* _Task description_
Whenever a line below includes the string "text", show it.

Records from a data source
|---|

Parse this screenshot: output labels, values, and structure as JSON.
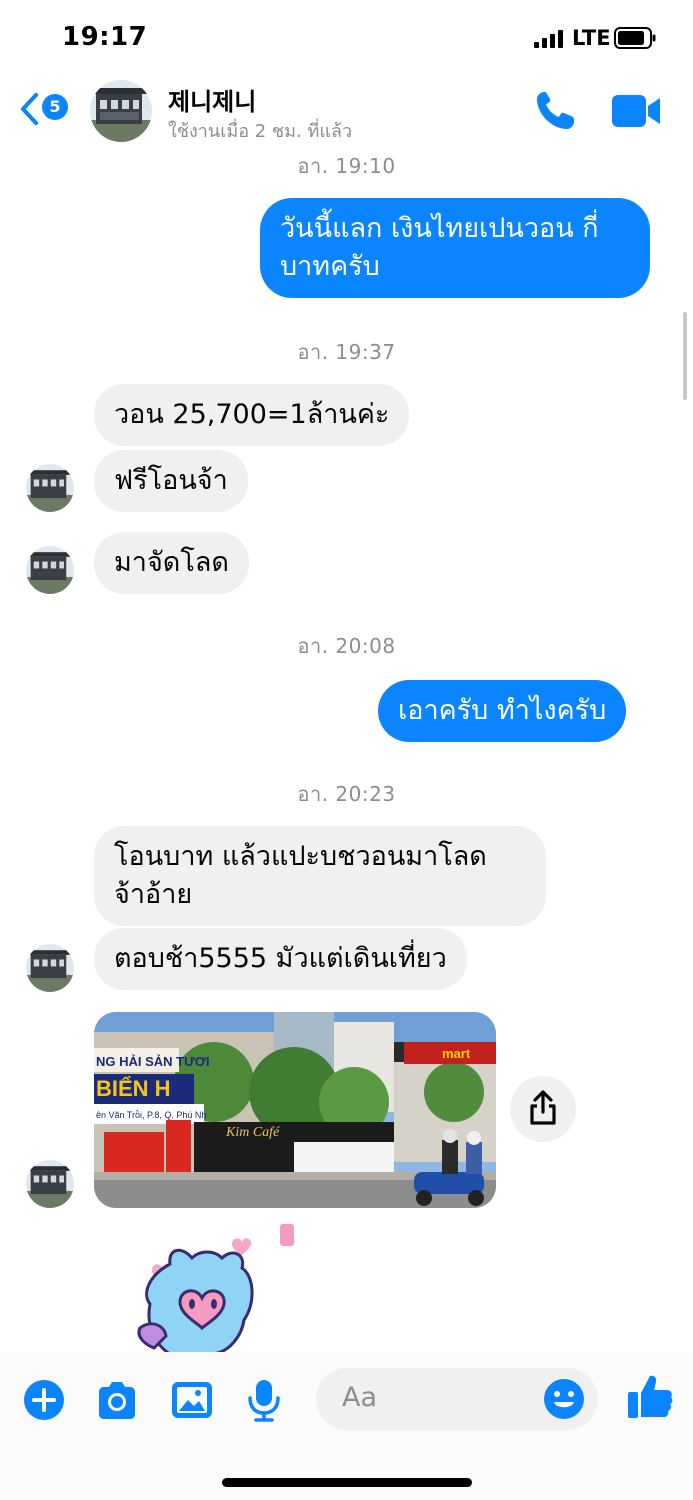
{
  "status_bar": {
    "time": "19:17",
    "network": "LTE"
  },
  "header": {
    "back_badge": "5",
    "contact_name": "제니제니",
    "contact_status": "ใช้งานเมื่อ 2 ชม. ที่แล้ว"
  },
  "messages": [
    {
      "type": "timestamp",
      "text": "อา. 19:10"
    },
    {
      "type": "outgoing",
      "lines": [
        "วันนี้แลก เงินไทยเปนวอน กี่",
        "บาทครับ"
      ]
    },
    {
      "type": "timestamp",
      "text": "อา. 19:37"
    },
    {
      "type": "incoming",
      "text": "วอน 25,700=1ล้านค่ะ"
    },
    {
      "type": "incoming",
      "text": "ฟรีโอนจ้า"
    },
    {
      "type": "incoming",
      "text": "มาจัดโลด"
    },
    {
      "type": "timestamp",
      "text": "อา. 20:08"
    },
    {
      "type": "outgoing",
      "text": "เอาครับ ทำไงครับ"
    },
    {
      "type": "timestamp",
      "text": "อา. 20:23"
    },
    {
      "type": "incoming",
      "lines": [
        "โอนบาท แล้วแปะบชวอนมาโลด",
        "จ้าอ้าย"
      ]
    },
    {
      "type": "incoming",
      "text": "ตอบช้า5555 มัวแต่เดินเที่ยว"
    },
    {
      "type": "photo",
      "signs": {
        "s1": "NG HẢI SẢN TƯƠI",
        "s2": "BIỂN H",
        "s3": "ên Văn Trỗi, P.8, Q. Phú Nh",
        "s4": "Kim Café",
        "s5": "mart"
      }
    }
  ],
  "composer": {
    "placeholder": "Aa"
  },
  "colors": {
    "accent": "#0a84ff",
    "incoming_bubble": "#f0f0f0",
    "timestamp": "#8a8d91"
  },
  "icons": [
    "back-chevron-icon",
    "phone-icon",
    "video-camera-icon",
    "plus-icon",
    "camera-icon",
    "gallery-icon",
    "microphone-icon",
    "emoji-icon",
    "thumbs-up-icon",
    "share-icon"
  ]
}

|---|

* _Task solution_
      "text": "อา. 19:10"
      "text": "อา. 19:37"
      "text": "วอน 25,700=1ล้านค่ะ"
      "text": "ฟรีโอนจ้า"
      "text": "มาจัดโลด"
      "text": "อา. 20:08"
      "text": "เอาครับ ทำไงครับ"
      "text": "อา. 20:23"
      "text": "ตอบช้า5555 มัวแต่เดินเที่ยว"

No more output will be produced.